• What the task requires:
Check each line of the records below and collect those that include the word "values".

• Records shown:
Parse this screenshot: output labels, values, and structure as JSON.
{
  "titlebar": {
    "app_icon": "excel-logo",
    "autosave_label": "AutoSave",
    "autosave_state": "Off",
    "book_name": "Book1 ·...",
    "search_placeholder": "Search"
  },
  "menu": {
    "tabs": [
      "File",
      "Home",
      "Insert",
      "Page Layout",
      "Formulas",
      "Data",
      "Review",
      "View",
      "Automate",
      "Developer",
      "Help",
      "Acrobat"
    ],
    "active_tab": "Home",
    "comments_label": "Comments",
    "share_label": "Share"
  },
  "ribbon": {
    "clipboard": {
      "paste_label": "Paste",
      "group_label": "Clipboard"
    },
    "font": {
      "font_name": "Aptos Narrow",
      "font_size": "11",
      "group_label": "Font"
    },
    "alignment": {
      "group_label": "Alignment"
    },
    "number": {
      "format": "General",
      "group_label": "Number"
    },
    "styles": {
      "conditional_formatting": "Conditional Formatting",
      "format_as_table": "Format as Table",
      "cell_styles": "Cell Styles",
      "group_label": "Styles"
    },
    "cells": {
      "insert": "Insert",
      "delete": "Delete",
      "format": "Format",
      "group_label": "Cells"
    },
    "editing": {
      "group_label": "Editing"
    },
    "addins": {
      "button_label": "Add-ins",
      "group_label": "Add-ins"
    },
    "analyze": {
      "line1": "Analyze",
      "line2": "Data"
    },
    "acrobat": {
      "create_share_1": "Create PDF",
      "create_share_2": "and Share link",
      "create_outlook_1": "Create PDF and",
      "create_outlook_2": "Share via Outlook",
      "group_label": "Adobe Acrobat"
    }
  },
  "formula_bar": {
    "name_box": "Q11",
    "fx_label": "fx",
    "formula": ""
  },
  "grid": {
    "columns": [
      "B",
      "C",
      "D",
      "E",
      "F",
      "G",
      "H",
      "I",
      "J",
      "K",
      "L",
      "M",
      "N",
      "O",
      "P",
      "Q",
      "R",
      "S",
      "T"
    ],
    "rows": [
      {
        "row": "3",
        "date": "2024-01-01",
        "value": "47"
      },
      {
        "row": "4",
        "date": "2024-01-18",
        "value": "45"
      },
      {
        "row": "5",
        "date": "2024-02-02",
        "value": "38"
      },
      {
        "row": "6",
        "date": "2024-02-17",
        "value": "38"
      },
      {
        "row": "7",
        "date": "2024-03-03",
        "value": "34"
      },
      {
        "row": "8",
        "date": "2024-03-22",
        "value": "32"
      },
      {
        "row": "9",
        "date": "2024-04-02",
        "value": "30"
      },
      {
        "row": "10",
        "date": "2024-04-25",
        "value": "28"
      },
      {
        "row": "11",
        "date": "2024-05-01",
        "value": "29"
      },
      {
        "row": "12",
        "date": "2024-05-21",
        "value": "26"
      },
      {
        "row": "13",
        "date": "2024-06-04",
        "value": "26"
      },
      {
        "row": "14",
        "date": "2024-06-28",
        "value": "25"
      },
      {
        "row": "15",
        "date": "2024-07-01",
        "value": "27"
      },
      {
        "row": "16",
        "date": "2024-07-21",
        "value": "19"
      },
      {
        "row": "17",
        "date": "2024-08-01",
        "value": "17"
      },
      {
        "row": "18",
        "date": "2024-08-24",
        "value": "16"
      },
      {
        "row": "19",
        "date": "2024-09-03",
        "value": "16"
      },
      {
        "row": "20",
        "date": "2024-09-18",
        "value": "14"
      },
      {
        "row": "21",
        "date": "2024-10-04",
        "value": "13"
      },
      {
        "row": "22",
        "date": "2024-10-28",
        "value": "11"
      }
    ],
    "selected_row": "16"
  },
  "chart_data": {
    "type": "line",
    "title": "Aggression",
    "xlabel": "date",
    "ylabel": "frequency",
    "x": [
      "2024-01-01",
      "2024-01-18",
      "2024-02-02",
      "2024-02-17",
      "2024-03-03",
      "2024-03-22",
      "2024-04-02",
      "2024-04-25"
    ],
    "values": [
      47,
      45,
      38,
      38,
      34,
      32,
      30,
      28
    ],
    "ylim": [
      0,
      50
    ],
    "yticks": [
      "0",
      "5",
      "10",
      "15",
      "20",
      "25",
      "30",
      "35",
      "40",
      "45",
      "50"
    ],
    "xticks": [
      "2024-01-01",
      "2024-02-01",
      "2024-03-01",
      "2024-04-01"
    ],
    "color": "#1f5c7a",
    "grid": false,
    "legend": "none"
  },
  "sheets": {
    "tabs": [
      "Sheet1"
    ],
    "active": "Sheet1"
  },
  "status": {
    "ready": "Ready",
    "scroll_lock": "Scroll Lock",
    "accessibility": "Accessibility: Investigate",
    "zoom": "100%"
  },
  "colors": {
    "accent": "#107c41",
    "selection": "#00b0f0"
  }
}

• Solution for this problem:
Parse this screenshot: output labels, values, and structure as JSON.
    "values": [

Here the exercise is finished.